- _TASK OBJECTIVE_
Please restate the following records word for word.
-.-.-
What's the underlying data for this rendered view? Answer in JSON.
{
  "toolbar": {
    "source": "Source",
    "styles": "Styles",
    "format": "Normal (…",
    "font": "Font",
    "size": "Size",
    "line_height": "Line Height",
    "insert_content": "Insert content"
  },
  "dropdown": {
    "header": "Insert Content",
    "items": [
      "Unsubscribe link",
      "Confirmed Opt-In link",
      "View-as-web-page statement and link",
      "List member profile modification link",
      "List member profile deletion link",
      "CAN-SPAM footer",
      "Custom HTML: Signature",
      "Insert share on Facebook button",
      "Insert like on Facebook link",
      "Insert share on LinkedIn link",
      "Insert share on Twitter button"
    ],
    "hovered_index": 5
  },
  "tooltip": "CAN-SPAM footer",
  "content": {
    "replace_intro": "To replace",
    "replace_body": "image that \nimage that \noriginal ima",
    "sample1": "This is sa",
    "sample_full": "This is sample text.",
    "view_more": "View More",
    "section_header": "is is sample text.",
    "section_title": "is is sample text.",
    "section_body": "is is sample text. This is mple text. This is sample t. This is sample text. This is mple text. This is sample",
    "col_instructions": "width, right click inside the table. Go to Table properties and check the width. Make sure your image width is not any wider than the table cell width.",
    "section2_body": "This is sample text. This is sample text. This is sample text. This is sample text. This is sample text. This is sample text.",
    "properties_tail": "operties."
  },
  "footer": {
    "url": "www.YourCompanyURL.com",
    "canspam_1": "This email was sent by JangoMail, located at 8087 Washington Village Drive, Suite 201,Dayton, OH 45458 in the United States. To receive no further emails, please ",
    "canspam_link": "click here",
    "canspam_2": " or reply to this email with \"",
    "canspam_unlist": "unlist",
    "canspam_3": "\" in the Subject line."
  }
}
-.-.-
- _THE COMPLETED TASK_
What's the underlying data for this rendered view? Answer in JSON.
{
  "toolbar": {
    "source": "Source",
    "styles": "Styles",
    "format": "Normal (…",
    "font": "Font",
    "size": "Size",
    "line_height": "Line Height",
    "insert_content": "Insert content"
  },
  "dropdown": {
    "header": "Insert Content",
    "items": [
      "Unsubscribe link",
      "Confirmed Opt-In link",
      "View-as-web-page statement and link",
      "List member profile modification link",
      "List member profile deletion link",
      "CAN-SPAM footer",
      "Custom HTML: Signature",
      "Insert share on Facebook button",
      "Insert like on Facebook link",
      "Insert share on LinkedIn link",
      "Insert share on Twitter button"
    ],
    "hovered_index": 5
  },
  "tooltip": "CAN-SPAM footer",
  "content": {
    "replace_intro": "To replace",
    "replace_body": "image that \nimage that \noriginal ima",
    "sample1": "This is sa",
    "sample_full": "This is sample text.",
    "view_more": "View More",
    "section_header": "is is sample text.",
    "section_title": "is is sample text.",
    "section_body": "is is sample text. This is mple text. This is sample t. This is sample text. This is mple text. This is sample",
    "col_instructions": "width, right click inside the table. Go to Table properties and check the width. Make sure your image width is not any wider than the table cell width.",
    "section2_body": "This is sample text. This is sample text. This is sample text. This is sample text. This is sample text. This is sample text.",
    "properties_tail": "operties."
  },
  "footer": {
    "url": "www.YourCompanyURL.com",
    "canspam_1": "This email was sent by JangoMail, located at 8087 Washington Village Drive, Suite 201,Dayton, OH 45458 in the United States. To receive no further emails, please ",
    "canspam_link": "click here",
    "canspam_2": " or reply to this email with \"",
    "canspam_unlist": "unlist",
    "canspam_3": "\" in the Subject line."
  }
}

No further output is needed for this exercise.